Problem to work on:
All of the data that appears below is to be given again precisely as written.

○ ○ ○

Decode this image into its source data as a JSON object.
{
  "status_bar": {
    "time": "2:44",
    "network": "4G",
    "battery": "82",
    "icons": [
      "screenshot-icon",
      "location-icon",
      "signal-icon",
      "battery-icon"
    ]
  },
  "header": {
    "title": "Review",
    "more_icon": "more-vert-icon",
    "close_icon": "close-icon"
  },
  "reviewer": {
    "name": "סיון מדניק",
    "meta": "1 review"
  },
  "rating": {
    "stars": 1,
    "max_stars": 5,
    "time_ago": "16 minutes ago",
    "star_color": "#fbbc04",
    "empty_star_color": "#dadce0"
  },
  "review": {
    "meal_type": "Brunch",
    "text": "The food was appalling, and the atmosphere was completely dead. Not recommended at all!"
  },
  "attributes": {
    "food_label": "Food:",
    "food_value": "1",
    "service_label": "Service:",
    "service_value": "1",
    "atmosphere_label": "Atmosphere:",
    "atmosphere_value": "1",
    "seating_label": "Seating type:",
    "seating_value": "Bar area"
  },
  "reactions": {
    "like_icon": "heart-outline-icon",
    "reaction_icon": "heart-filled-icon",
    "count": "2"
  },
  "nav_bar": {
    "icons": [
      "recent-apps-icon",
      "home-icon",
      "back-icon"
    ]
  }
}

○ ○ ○

Result of this task:
Decode this image into its source data as a JSON object.
{
  "status_bar": {
    "time": "2:44",
    "network": "4G",
    "battery": "82",
    "icons": [
      "screenshot-icon",
      "location-icon",
      "signal-icon",
      "battery-icon"
    ]
  },
  "header": {
    "title": "Review",
    "more_icon": "more-vert-icon",
    "close_icon": "close-icon"
  },
  "reviewer": {
    "name": "סיון מדניק",
    "meta": "1 review"
  },
  "rating": {
    "stars": 1,
    "max_stars": 5,
    "time_ago": "16 minutes ago",
    "star_color": "#fbbc04",
    "empty_star_color": "#dadce0"
  },
  "review": {
    "meal_type": "Brunch",
    "text": "The food was appalling, and the atmosphere was completely dead. Not recommended at all!"
  },
  "attributes": {
    "food_label": "Food:",
    "food_value": "1",
    "service_label": "Service:",
    "service_value": "1",
    "atmosphere_label": "Atmosphere:",
    "atmosphere_value": "1",
    "seating_label": "Seating type:",
    "seating_value": "Bar area"
  },
  "reactions": {
    "like_icon": "heart-outline-icon",
    "reaction_icon": "heart-filled-icon",
    "count": "2"
  },
  "nav_bar": {
    "icons": [
      "recent-apps-icon",
      "home-icon",
      "back-icon"
    ]
  }
}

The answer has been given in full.